INPUT MATERIAL >>

##############################

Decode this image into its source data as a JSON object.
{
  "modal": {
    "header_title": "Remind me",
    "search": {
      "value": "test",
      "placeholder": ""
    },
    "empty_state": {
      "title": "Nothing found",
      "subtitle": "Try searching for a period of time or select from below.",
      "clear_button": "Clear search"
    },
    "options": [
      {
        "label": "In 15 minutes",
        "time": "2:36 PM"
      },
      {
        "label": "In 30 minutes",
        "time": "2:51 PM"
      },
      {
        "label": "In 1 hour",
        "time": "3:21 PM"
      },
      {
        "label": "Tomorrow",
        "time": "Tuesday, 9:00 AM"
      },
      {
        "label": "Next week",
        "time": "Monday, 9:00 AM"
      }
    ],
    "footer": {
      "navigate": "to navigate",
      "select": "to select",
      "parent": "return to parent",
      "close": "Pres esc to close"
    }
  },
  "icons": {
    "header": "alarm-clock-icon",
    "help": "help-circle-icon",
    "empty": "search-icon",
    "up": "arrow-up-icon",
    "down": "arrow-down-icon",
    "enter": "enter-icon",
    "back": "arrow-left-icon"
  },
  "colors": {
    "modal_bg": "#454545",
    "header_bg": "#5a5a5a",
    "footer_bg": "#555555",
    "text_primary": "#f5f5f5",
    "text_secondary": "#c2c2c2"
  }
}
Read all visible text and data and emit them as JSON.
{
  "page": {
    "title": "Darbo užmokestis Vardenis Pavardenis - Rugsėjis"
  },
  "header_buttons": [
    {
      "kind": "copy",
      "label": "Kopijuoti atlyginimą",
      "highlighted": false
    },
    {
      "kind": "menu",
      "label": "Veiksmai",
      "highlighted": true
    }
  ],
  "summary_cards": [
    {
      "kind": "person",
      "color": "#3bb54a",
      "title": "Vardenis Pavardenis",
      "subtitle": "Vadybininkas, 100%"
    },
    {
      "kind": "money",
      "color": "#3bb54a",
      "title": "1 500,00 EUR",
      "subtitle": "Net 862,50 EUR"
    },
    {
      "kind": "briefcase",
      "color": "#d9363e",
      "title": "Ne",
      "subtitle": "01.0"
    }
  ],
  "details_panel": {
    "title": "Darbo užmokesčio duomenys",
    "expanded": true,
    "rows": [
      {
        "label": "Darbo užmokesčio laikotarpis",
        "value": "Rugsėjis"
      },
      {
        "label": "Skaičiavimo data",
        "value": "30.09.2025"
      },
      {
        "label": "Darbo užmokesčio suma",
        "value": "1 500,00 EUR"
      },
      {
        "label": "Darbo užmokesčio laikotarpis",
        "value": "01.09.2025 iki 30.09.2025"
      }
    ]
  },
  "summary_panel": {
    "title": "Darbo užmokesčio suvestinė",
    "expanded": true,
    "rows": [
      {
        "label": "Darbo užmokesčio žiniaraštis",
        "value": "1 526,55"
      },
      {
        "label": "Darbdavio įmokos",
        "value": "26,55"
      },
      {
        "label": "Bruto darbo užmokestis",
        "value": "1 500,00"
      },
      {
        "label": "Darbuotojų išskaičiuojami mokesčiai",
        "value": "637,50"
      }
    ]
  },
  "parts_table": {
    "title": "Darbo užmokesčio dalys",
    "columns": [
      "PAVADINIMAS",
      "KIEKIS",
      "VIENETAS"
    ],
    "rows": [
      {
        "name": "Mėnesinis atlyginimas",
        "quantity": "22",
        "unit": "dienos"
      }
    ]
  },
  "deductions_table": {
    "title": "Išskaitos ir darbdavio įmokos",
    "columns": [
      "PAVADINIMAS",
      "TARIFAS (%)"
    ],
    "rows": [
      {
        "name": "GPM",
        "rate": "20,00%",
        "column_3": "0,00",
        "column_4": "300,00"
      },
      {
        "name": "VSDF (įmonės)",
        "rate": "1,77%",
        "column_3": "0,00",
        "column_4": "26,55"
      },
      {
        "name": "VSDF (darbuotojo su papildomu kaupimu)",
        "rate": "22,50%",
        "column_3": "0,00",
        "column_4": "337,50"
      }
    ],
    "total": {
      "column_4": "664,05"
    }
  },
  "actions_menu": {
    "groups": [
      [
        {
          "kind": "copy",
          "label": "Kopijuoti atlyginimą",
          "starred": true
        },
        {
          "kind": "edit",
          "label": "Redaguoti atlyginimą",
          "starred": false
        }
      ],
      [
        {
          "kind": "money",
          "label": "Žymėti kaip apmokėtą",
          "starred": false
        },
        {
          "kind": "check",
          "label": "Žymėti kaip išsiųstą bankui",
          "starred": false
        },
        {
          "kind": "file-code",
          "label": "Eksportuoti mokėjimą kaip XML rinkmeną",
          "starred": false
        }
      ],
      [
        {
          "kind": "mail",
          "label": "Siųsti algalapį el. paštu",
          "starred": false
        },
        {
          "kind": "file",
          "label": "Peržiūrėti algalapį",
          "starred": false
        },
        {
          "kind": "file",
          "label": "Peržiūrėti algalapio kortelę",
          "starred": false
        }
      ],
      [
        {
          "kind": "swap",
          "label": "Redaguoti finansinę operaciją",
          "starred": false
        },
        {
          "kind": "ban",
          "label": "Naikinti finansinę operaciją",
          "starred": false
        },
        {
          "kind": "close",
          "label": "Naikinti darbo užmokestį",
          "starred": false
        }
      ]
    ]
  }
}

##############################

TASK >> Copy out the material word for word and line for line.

RESPONSE TO THE TASK >>
Decode this image into its source data as a JSON object.
{
  "modal": {
    "header_title": "Remind me",
    "search": {
      "value": "test",
      "placeholder": ""
    },
    "empty_state": {
      "title": "Nothing found",
      "subtitle": "Try searching for a period of time or select from below.",
      "clear_button": "Clear search"
    },
    "options": [
      {
        "label": "In 15 minutes",
        "time": "2:36 PM"
      },
      {
        "label": "In 30 minutes",
        "time": "2:51 PM"
      },
      {
        "label": "In 1 hour",
        "time": "3:21 PM"
      },
      {
        "label": "Tomorrow",
        "time": "Tuesday, 9:00 AM"
      },
      {
        "label": "Next week",
        "time": "Monday, 9:00 AM"
      }
    ],
    "footer": {
      "navigate": "to navigate",
      "select": "to select",
      "parent": "return to parent",
      "close": "Pres esc to close"
    }
  },
  "icons": {
    "header": "alarm-clock-icon",
    "help": "help-circle-icon",
    "empty": "search-icon",
    "up": "arrow-up-icon",
    "down": "arrow-down-icon",
    "enter": "enter-icon",
    "back": "arrow-left-icon"
  },
  "colors": {
    "modal_bg": "#454545",
    "header_bg": "#5a5a5a",
    "footer_bg": "#555555",
    "text_primary": "#f5f5f5",
    "text_secondary": "#c2c2c2"
  }
}
Read all visible text and data and emit them as JSON.
{
  "page": {
    "title": "Darbo užmokestis Vardenis Pavardenis - Rugsėjis"
  },
  "header_buttons": [
    {
      "kind": "copy",
      "label": "Kopijuoti atlyginimą",
      "highlighted": false
    },
    {
      "kind": "menu",
      "label": "Veiksmai",
      "highlighted": true
    }
  ],
  "summary_cards": [
    {
      "kind": "person",
      "color": "#3bb54a",
      "title": "Vardenis Pavardenis",
      "subtitle": "Vadybininkas, 100%"
    },
    {
      "kind": "money",
      "color": "#3bb54a",
      "title": "1 500,00 EUR",
      "subtitle": "Net 862,50 EUR"
    },
    {
      "kind": "briefcase",
      "color": "#d9363e",
      "title": "Ne",
      "subtitle": "01.0"
    }
  ],
  "details_panel": {
    "title": "Darbo užmokesčio duomenys",
    "expanded": true,
    "rows": [
      {
        "label": "Darbo užmokesčio laikotarpis",
        "value": "Rugsėjis"
      },
      {
        "label": "Skaičiavimo data",
        "value": "30.09.2025"
      },
      {
        "label": "Darbo užmokesčio suma",
        "value": "1 500,00 EUR"
      },
      {
        "label": "Darbo užmokesčio laikotarpis",
        "value": "01.09.2025 iki 30.09.2025"
      }
    ]
  },
  "summary_panel": {
    "title": "Darbo užmokesčio suvestinė",
    "expanded": true,
    "rows": [
      {
        "label": "Darbo užmokesčio žiniaraštis",
        "value": "1 526,55"
      },
      {
        "label": "Darbdavio įmokos",
        "value": "26,55"
      },
      {
        "label": "Bruto darbo užmokestis",
        "value": "1 500,00"
      },
      {
        "label": "Darbuotojų išskaičiuojami mokesčiai",
        "value": "637,50"
      }
    ]
  },
  "parts_table": {
    "title": "Darbo užmokesčio dalys",
    "columns": [
      "PAVADINIMAS",
      "KIEKIS",
      "VIENETAS"
    ],
    "rows": [
      {
        "name": "Mėnesinis atlyginimas",
        "quantity": "22",
        "unit": "dienos"
      }
    ]
  },
  "deductions_table": {
    "title": "Išskaitos ir darbdavio įmokos",
    "columns": [
      "PAVADINIMAS",
      "TARIFAS (%)"
    ],
    "rows": [
      {
        "name": "GPM",
        "rate": "20,00%",
        "column_3": "0,00",
        "column_4": "300,00"
      },
      {
        "name": "VSDF (įmonės)",
        "rate": "1,77%",
        "column_3": "0,00",
        "column_4": "26,55"
      },
      {
        "name": "VSDF (darbuotojo su papildomu kaupimu)",
        "rate": "22,50%",
        "column_3": "0,00",
        "column_4": "337,50"
      }
    ],
    "total": {
      "column_4": "664,05"
    }
  },
  "actions_menu": {
    "groups": [
      [
        {
          "kind": "copy",
          "label": "Kopijuoti atlyginimą",
          "starred": true
        },
        {
          "kind": "edit",
          "label": "Redaguoti atlyginimą",
          "starred": false
        }
      ],
      [
        {
          "kind": "money",
          "label": "Žymėti kaip apmokėtą",
          "starred": false
        },
        {
          "kind": "check",
          "label": "Žymėti kaip išsiųstą bankui",
          "starred": false
        },
        {
          "kind": "file-code",
          "label": "Eksportuoti mokėjimą kaip XML rinkmeną",
          "starred": false
        }
      ],
      [
        {
          "kind": "mail",
          "label": "Siųsti algalapį el. paštu",
          "starred": false
        },
        {
          "kind": "file",
          "label": "Peržiūrėti algalapį",
          "starred": false
        },
        {
          "kind": "file",
          "label": "Peržiūrėti algalapio kortelę",
          "starred": false
        }
      ],
      [
        {
          "kind": "swap",
          "label": "Redaguoti finansinę operaciją",
          "starred": false
        },
        {
          "kind": "ban",
          "label": "Naikinti finansinę operaciją",
          "starred": false
        },
        {
          "kind": "close",
          "label": "Naikinti darbo užmokestį",
          "starred": false
        }
      ]
    ]
  }
}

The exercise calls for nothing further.